*EXERCISE PROMPT*
Type out the lines below exactly, pictures excluded.

[ENTRIES SUPPLIED Boundary: Start]

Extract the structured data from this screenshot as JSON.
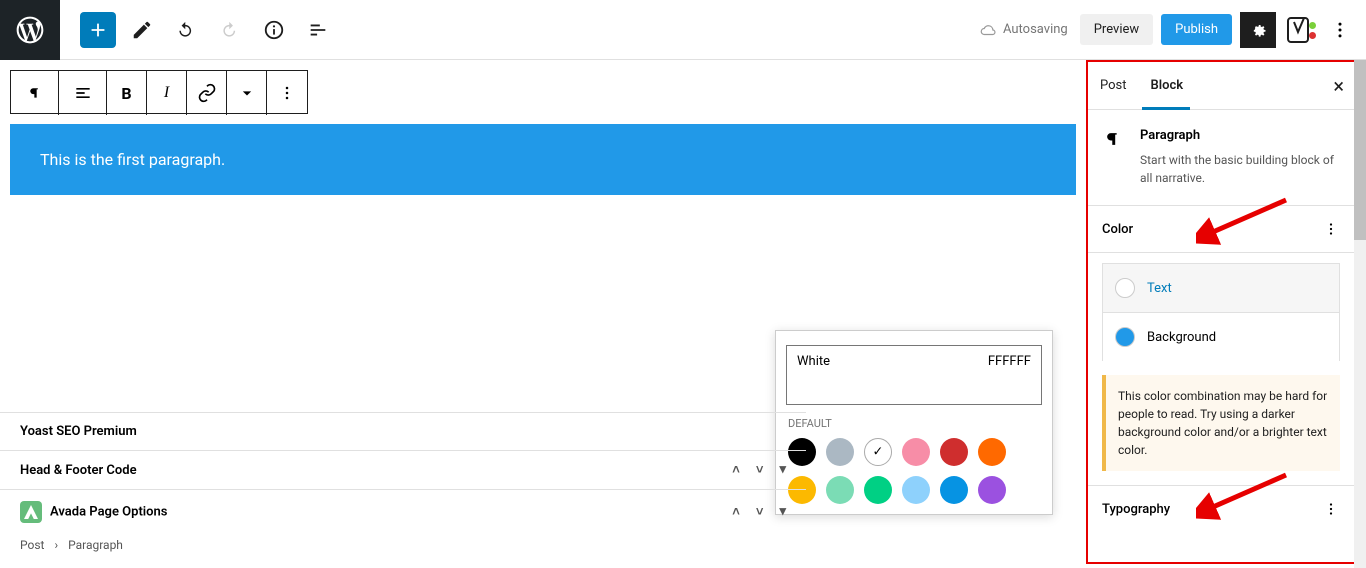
{
  "toolbar": {
    "autosave": "Autosaving",
    "preview": "Preview",
    "publish": "Publish"
  },
  "paragraph_text": "This is the first paragraph.",
  "color_popover": {
    "color_name": "White",
    "color_hex": "FFFFFF",
    "default_label": "DEFAULT",
    "swatches": [
      "#000000",
      "#abb8c3",
      "#ffffff",
      "#f78da7",
      "#cf2e2e",
      "#ff6900",
      "#fcb900",
      "#7bdcb5",
      "#00d084",
      "#8ed1fc",
      "#0693e3",
      "#9b51e0"
    ],
    "selected_index": 2
  },
  "meta_panels": {
    "yoast": "Yoast SEO Premium",
    "hf": "Head & Footer Code",
    "avada": "Avada Page Options"
  },
  "breadcrumb": {
    "root": "Post",
    "leaf": "Paragraph"
  },
  "sidebar": {
    "tab_post": "Post",
    "tab_block": "Block",
    "block_title": "Paragraph",
    "block_desc": "Start with the basic building block of all narrative.",
    "section_color": "Color",
    "text_label": "Text",
    "bg_label": "Background",
    "bg_color": "#2199e8",
    "warning": "This color combination may be hard for people to read. Try using a darker background color and/or a brighter text color.",
    "section_typo": "Typography"
  }
}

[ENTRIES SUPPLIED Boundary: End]

*YOUR RESPONSE*
Extract the structured data from this screenshot as JSON.
{
  "toolbar": {
    "autosave": "Autosaving",
    "preview": "Preview",
    "publish": "Publish"
  },
  "paragraph_text": "This is the first paragraph.",
  "color_popover": {
    "color_name": "White",
    "color_hex": "FFFFFF",
    "default_label": "DEFAULT",
    "swatches": [
      "#000000",
      "#abb8c3",
      "#ffffff",
      "#f78da7",
      "#cf2e2e",
      "#ff6900",
      "#fcb900",
      "#7bdcb5",
      "#00d084",
      "#8ed1fc",
      "#0693e3",
      "#9b51e0"
    ],
    "selected_index": 2
  },
  "meta_panels": {
    "yoast": "Yoast SEO Premium",
    "hf": "Head & Footer Code",
    "avada": "Avada Page Options"
  },
  "breadcrumb": {
    "root": "Post",
    "leaf": "Paragraph"
  },
  "sidebar": {
    "tab_post": "Post",
    "tab_block": "Block",
    "block_title": "Paragraph",
    "block_desc": "Start with the basic building block of all narrative.",
    "section_color": "Color",
    "text_label": "Text",
    "bg_label": "Background",
    "bg_color": "#2199e8",
    "warning": "This color combination may be hard for people to read. Try using a darker background color and/or a brighter text color.",
    "section_typo": "Typography"
  }
}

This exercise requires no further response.